◆ **PROBLEM DESCRIPTION**: Your answer is to be every line of the material that includes the string "KANGWON".

◆ **ENTRIES SHOWN**:
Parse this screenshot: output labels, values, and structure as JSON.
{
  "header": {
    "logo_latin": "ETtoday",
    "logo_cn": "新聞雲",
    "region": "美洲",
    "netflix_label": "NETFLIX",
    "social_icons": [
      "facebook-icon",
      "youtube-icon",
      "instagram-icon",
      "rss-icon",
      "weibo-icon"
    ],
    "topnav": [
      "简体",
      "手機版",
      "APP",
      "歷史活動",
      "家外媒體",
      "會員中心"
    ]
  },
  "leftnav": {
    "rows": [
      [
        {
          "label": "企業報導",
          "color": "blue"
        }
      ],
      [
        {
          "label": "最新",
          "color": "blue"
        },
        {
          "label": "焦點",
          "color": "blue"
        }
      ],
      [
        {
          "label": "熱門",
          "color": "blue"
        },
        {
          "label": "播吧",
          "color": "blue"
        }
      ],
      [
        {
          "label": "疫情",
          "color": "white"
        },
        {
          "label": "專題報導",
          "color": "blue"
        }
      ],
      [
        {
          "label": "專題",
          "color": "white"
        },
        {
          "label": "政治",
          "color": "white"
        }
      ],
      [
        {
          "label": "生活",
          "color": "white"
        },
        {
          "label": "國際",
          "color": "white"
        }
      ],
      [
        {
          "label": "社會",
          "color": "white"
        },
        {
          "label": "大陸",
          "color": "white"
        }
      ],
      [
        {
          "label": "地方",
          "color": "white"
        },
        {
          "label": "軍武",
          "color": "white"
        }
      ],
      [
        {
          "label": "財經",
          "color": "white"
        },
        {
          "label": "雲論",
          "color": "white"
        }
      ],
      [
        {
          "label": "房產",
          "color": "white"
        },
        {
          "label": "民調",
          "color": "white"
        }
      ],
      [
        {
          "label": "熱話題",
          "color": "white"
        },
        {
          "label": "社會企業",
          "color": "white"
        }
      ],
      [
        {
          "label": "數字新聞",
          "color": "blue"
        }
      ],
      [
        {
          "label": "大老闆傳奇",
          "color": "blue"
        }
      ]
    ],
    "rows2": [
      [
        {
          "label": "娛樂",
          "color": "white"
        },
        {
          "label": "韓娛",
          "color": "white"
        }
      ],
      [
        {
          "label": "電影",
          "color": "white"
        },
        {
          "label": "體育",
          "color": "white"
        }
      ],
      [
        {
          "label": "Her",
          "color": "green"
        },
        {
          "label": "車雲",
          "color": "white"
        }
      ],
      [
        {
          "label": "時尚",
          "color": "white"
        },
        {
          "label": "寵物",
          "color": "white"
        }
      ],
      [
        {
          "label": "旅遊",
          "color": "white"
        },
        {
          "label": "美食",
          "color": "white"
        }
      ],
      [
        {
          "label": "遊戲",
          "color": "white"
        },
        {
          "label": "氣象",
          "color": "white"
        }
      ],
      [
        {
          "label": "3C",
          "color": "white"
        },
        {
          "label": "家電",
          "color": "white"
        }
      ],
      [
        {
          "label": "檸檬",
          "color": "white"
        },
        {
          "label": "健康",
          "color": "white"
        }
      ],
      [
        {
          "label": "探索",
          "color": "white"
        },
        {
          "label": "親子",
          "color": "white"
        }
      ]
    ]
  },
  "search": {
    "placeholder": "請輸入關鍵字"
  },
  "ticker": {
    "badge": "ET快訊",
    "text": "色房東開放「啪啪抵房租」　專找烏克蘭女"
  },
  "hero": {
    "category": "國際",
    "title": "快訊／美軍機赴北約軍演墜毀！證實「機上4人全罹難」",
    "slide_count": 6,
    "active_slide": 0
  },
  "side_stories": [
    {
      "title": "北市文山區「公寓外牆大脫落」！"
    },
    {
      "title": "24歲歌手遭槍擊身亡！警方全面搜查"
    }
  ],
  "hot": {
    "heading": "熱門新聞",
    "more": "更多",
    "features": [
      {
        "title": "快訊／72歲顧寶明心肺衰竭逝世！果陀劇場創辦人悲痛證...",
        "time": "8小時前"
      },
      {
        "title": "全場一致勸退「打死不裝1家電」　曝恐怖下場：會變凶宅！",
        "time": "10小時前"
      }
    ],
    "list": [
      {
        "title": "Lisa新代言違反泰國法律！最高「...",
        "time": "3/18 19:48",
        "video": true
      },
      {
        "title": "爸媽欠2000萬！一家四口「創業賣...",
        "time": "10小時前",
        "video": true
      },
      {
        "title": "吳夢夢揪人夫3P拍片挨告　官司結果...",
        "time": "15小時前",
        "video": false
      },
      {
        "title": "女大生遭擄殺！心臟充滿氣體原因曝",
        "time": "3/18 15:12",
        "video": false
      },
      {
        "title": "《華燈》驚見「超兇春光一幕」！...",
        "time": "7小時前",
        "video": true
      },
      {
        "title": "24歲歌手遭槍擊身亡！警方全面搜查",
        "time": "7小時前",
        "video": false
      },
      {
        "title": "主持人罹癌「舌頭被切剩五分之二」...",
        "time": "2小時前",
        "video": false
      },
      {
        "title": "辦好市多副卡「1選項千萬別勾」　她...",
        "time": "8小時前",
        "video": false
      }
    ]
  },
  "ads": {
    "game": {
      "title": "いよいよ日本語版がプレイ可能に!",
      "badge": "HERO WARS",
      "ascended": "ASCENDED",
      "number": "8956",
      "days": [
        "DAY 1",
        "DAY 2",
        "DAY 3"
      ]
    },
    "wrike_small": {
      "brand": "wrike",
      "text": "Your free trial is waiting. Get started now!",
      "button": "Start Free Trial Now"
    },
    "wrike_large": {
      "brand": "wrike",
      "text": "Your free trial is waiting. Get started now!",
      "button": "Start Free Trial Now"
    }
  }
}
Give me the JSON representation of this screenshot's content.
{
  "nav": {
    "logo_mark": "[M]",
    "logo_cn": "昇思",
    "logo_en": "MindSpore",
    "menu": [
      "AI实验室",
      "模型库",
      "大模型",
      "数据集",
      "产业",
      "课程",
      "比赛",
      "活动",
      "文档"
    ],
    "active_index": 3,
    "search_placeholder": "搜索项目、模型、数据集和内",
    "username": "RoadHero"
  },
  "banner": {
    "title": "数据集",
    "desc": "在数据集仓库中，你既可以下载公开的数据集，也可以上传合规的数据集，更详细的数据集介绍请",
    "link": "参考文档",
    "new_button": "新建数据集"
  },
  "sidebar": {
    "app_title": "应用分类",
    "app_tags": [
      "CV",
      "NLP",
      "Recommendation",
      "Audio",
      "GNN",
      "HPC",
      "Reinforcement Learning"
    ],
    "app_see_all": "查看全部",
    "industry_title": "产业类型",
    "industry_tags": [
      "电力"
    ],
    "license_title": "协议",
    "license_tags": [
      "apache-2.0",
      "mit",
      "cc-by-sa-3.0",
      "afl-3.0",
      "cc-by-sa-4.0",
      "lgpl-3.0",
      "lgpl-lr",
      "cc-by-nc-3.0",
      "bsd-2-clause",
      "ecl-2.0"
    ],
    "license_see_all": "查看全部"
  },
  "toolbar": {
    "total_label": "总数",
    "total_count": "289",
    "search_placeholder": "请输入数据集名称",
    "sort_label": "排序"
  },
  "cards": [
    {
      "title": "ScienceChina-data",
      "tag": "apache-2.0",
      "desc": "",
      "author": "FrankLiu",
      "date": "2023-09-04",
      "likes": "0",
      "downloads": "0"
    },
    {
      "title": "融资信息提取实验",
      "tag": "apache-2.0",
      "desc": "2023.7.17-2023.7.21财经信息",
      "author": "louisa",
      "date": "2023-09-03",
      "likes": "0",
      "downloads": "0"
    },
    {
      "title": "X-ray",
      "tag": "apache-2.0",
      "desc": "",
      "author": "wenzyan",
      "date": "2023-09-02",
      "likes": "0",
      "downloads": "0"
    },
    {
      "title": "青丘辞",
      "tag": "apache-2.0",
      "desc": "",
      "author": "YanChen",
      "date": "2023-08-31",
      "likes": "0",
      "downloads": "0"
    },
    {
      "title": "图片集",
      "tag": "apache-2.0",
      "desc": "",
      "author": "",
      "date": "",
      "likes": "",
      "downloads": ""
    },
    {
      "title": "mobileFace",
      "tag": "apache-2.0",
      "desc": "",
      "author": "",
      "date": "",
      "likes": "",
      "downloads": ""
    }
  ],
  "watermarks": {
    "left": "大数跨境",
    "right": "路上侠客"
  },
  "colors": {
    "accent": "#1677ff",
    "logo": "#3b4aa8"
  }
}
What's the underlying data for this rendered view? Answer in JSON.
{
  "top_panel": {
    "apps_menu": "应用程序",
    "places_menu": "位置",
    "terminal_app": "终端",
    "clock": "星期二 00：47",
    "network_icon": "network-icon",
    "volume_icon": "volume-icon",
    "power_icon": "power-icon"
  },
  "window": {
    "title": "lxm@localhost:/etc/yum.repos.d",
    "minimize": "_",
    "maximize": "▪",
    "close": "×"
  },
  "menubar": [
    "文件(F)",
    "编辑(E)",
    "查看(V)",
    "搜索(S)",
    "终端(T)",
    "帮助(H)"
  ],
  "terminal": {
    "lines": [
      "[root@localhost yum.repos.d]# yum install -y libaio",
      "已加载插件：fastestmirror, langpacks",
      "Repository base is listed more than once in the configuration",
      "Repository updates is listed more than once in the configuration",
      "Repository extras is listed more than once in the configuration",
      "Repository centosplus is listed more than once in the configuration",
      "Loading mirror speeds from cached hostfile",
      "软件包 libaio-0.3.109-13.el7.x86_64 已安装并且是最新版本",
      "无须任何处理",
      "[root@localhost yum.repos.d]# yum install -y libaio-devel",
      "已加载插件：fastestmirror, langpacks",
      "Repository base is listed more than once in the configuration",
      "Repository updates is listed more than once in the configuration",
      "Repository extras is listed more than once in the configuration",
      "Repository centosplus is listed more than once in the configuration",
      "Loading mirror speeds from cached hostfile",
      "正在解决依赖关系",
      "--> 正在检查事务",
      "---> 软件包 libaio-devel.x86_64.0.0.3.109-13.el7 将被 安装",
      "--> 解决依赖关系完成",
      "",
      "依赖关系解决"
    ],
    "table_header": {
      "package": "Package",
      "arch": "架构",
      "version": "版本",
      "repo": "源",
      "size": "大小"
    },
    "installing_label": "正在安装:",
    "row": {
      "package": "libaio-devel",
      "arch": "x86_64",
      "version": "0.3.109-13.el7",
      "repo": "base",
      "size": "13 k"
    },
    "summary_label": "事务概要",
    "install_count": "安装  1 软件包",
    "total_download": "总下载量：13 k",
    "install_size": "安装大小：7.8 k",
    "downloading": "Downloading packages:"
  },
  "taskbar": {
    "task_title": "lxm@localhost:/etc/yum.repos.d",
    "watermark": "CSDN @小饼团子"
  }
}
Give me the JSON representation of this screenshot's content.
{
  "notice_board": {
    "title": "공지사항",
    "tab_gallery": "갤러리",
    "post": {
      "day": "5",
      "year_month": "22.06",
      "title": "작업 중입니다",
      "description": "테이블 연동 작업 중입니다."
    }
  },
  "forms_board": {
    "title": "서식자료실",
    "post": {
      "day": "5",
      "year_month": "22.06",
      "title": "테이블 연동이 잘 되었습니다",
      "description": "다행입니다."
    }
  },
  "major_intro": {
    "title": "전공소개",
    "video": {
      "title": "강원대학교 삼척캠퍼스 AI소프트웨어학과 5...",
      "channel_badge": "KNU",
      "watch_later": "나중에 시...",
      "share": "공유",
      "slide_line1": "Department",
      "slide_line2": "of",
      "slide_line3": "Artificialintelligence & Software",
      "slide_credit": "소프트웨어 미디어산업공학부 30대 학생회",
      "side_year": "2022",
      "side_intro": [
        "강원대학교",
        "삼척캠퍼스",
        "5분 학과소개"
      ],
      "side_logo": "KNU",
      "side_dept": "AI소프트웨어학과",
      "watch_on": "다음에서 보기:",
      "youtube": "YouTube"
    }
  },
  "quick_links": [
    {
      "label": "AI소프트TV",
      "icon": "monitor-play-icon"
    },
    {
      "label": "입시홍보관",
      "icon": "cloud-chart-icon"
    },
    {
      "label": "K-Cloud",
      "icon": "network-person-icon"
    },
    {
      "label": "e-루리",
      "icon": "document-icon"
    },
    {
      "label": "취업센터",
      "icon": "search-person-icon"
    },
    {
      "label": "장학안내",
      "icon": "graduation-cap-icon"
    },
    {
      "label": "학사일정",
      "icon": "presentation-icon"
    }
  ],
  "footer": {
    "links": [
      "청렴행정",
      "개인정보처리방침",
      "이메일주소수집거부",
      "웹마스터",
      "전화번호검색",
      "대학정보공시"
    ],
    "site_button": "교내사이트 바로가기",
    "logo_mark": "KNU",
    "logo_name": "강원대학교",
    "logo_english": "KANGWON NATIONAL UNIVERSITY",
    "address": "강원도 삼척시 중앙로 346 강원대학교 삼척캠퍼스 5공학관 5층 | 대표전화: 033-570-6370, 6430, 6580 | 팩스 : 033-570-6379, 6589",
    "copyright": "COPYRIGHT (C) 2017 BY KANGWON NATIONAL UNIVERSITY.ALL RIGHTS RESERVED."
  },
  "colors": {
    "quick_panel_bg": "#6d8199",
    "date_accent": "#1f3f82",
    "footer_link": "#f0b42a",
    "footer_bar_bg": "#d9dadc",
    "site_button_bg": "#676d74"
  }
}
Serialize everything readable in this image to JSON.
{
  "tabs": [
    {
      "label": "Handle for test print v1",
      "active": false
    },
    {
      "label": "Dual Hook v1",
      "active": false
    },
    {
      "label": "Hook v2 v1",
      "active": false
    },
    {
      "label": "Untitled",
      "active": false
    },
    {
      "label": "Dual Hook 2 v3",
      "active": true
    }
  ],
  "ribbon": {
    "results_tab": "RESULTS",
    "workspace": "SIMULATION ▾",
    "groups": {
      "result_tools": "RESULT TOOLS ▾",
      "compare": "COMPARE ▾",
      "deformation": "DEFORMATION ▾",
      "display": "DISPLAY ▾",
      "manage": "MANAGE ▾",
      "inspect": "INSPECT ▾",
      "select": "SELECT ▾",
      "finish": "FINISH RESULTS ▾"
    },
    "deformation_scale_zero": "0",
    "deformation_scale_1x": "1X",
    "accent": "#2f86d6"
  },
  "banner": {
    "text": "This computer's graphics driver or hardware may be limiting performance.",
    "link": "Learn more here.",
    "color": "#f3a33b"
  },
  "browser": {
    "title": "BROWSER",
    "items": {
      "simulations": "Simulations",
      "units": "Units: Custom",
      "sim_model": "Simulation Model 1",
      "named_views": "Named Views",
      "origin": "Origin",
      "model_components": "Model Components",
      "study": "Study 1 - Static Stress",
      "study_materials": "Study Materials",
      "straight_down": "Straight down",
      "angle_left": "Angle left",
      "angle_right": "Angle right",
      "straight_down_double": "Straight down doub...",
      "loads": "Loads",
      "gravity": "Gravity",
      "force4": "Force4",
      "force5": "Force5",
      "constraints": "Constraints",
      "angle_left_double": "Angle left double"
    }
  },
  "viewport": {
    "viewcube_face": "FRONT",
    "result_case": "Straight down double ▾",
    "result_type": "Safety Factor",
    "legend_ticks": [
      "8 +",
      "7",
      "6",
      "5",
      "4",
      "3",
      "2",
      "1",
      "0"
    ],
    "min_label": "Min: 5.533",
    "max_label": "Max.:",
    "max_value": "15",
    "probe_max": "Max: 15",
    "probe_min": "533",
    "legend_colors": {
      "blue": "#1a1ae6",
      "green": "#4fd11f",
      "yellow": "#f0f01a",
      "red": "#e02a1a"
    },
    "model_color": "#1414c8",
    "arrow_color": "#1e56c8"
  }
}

◆ **RESPONSE AREA**:
    "logo_english": "KANGWON NATIONAL UNIVERSITY",
    "copyright": "COPYRIGHT (C) 2017 BY KANGWON NATIONAL UNIVERSITY.ALL RIGHTS RESERVED."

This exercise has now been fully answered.